If you own a home and have a wood burning stove or burn wood in a fireplace, you might be surprised to know that your insurance company may be charging you a higher premium on your homeowners insurance policy. Not every insurance company will charge you higher premiums for a home that burns wood for heat or cooking, so you will have to check with your insurer to see what their policy is.
The logic behind charging you a higher premium because you choose to use wood as a source of heat or for cooking is that it increases the risk of a fire that could damage or destroy your house.
If you do decide to convert to a wood-burning system, you should contact your insurance company and notify them of the change.
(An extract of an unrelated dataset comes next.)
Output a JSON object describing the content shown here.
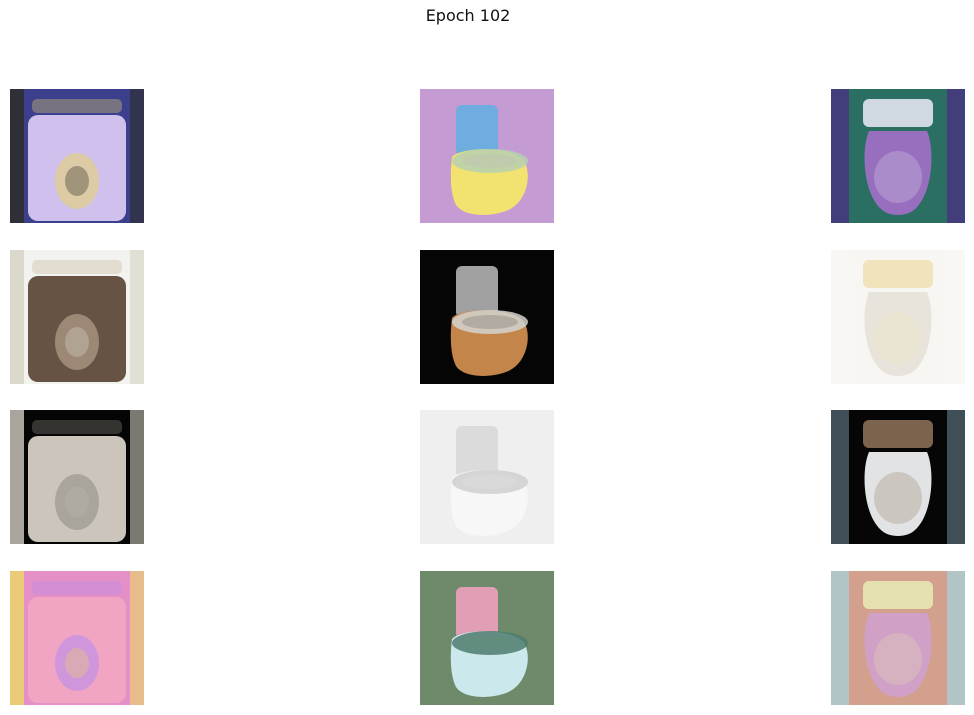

Depending on the company, they may or may not change your premium.
Many insurance companies will only require you to provide proof that the wood burner was installed properly, received an inspection and was certified as being up to code. They will not automatically raise your rates.
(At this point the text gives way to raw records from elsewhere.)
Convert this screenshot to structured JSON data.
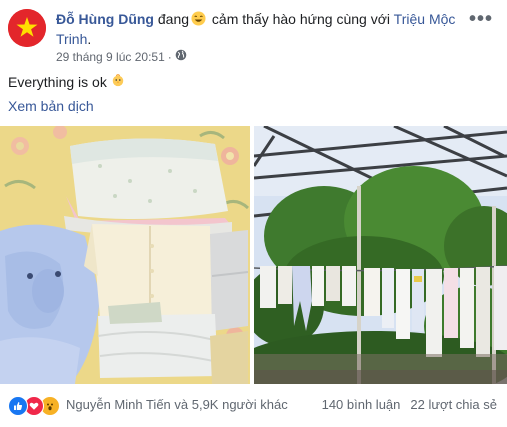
{
  "post": {
    "author": "Đỗ Hùng Dũng",
    "feeling_prefix": "đang",
    "feeling_text": "cảm thấy hào hứng cùng với",
    "tagged": "Triệu Mộc Trinh",
    "tagged_suffix": ".",
    "timestamp": "29 tháng 9 lúc 20:51",
    "separator": "·",
    "privacy_icon": "globe-icon",
    "menu_label": "•••",
    "body": "Everything is ok",
    "translate_label": "Xem bản dịch"
  },
  "photos": [
    {
      "icon": "baby-clothes-pile-photo"
    },
    {
      "icon": "laundry-drying-photo"
    }
  ],
  "footer": {
    "reactions": [
      "like-icon",
      "love-icon",
      "wow-icon"
    ],
    "reactors": "Nguyễn Minh Tiến và 5,9K người khác",
    "comments": "140 bình luận",
    "shares": "22 lượt chia sẻ"
  },
  "colors": {
    "link": "#385898",
    "avatar": "#e3262b",
    "like": "#1877f2",
    "love": "#f0284a"
  }
}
Even if they do raise your rates by $50 or $100 to keep your coverage in the same amount, the money you save by using wood as a fuel source instead of electricity or gas will normally more than offset the bump up in your homeowners insurance premium.
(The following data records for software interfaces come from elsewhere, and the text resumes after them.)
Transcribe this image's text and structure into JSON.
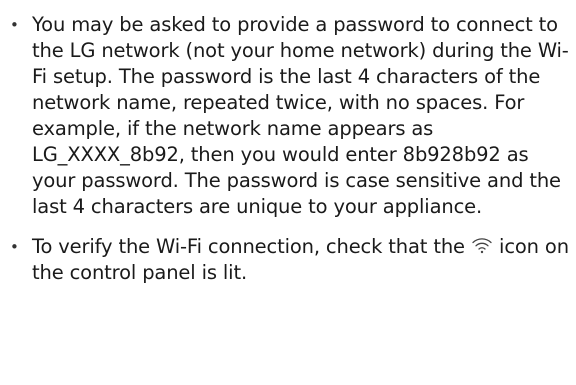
{
  "bullets": [
    {
      "text": "You may be asked to provide a password to connect to the LG network (not your home network) during the Wi-Fi setup. The password is the last 4 characters of the network name, repeated twice, with no spaces. For example, if the network name appears as LG_XXXX_8b92, then you would enter 8b928b92 as your password. The password is case sensitive and the last 4 characters are unique to your appliance."
    },
    {
      "text_before_icon": "To verify the Wi-Fi connection, check that the",
      "icon": "wifi-icon",
      "text_after_icon": "icon on the control panel is lit."
    }
  ]
}
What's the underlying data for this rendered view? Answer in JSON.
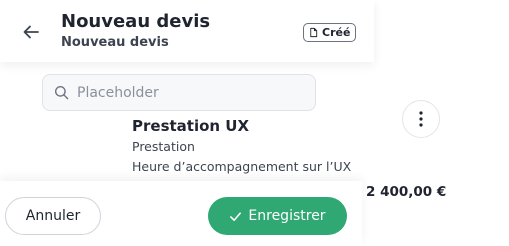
{
  "header": {
    "title": "Nouveau devis",
    "subtitle": "Nouveau devis",
    "back_icon": "arrow-left-icon",
    "status_badge": {
      "label": "Créé",
      "icon": "document-icon"
    }
  },
  "search": {
    "placeholder": "Placeholder",
    "value": "",
    "icon": "search-icon"
  },
  "item": {
    "title": "Prestation UX",
    "type": "Prestation",
    "description": "Heure d’accompagnement sur l’UX",
    "price": "2 400,00 €",
    "menu_icon": "more-vertical-icon"
  },
  "footer": {
    "cancel_label": "Annuler",
    "save_label": "Enregistrer",
    "save_icon": "check-icon"
  },
  "colors": {
    "primary": "#2fa873",
    "text": "#1f2430",
    "muted": "#8a919b"
  }
}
Having a licensed professional contractor install your wood burning unit is the safest way to go. Insurance companies may be suspicious of any do-it-yourself installations and closely scrutinize the installation and safe operation of your new heat source.